Excerpted data:

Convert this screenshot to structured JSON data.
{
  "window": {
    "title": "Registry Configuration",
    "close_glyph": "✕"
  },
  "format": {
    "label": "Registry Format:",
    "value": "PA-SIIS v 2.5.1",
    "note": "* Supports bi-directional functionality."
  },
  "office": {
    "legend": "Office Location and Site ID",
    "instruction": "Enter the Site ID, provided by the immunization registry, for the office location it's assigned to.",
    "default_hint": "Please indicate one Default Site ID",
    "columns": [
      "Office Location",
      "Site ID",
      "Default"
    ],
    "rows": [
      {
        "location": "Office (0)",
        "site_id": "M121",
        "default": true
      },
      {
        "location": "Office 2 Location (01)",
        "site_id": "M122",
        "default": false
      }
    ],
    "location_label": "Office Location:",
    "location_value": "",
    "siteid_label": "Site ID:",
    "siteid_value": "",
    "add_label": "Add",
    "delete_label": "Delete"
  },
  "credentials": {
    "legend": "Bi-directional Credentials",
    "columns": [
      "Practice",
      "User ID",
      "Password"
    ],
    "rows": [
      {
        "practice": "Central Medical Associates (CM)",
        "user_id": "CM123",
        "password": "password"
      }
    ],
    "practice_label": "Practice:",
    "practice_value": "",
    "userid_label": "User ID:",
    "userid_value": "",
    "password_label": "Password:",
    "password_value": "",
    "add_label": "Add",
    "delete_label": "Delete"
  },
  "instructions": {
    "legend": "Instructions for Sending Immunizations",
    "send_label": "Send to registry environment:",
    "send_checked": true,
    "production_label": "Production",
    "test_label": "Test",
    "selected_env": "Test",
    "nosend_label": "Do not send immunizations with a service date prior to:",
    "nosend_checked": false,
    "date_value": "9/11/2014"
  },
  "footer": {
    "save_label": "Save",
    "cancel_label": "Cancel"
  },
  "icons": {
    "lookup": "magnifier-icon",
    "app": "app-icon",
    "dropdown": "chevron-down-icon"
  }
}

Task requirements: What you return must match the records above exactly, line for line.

Result of the exercise:
Convert this screenshot to structured JSON data.
{
  "window": {
    "title": "Registry Configuration",
    "close_glyph": "✕"
  },
  "format": {
    "label": "Registry Format:",
    "value": "PA-SIIS v 2.5.1",
    "note": "* Supports bi-directional functionality."
  },
  "office": {
    "legend": "Office Location and Site ID",
    "instruction": "Enter the Site ID, provided by the immunization registry, for the office location it's assigned to.",
    "default_hint": "Please indicate one Default Site ID",
    "columns": [
      "Office Location",
      "Site ID",
      "Default"
    ],
    "rows": [
      {
        "location": "Office (0)",
        "site_id": "M121",
        "default": true
      },
      {
        "location": "Office 2 Location (01)",
        "site_id": "M122",
        "default": false
      }
    ],
    "location_label": "Office Location:",
    "location_value": "",
    "siteid_label": "Site ID:",
    "siteid_value": "",
    "add_label": "Add",
    "delete_label": "Delete"
  },
  "credentials": {
    "legend": "Bi-directional Credentials",
    "columns": [
      "Practice",
      "User ID",
      "Password"
    ],
    "rows": [
      {
        "practice": "Central Medical Associates (CM)",
        "user_id": "CM123",
        "password": "password"
      }
    ],
    "practice_label": "Practice:",
    "practice_value": "",
    "userid_label": "User ID:",
    "userid_value": "",
    "password_label": "Password:",
    "password_value": "",
    "add_label": "Add",
    "delete_label": "Delete"
  },
  "instructions": {
    "legend": "Instructions for Sending Immunizations",
    "send_label": "Send to registry environment:",
    "send_checked": true,
    "production_label": "Production",
    "test_label": "Test",
    "selected_env": "Test",
    "nosend_label": "Do not send immunizations with a service date prior to:",
    "nosend_checked": false,
    "date_value": "9/11/2014"
  },
  "footer": {
    "save_label": "Save",
    "cancel_label": "Cancel"
  },
  "icons": {
    "lookup": "magnifier-icon",
    "app": "app-icon",
    "dropdown": "chevron-down-icon"
  }
}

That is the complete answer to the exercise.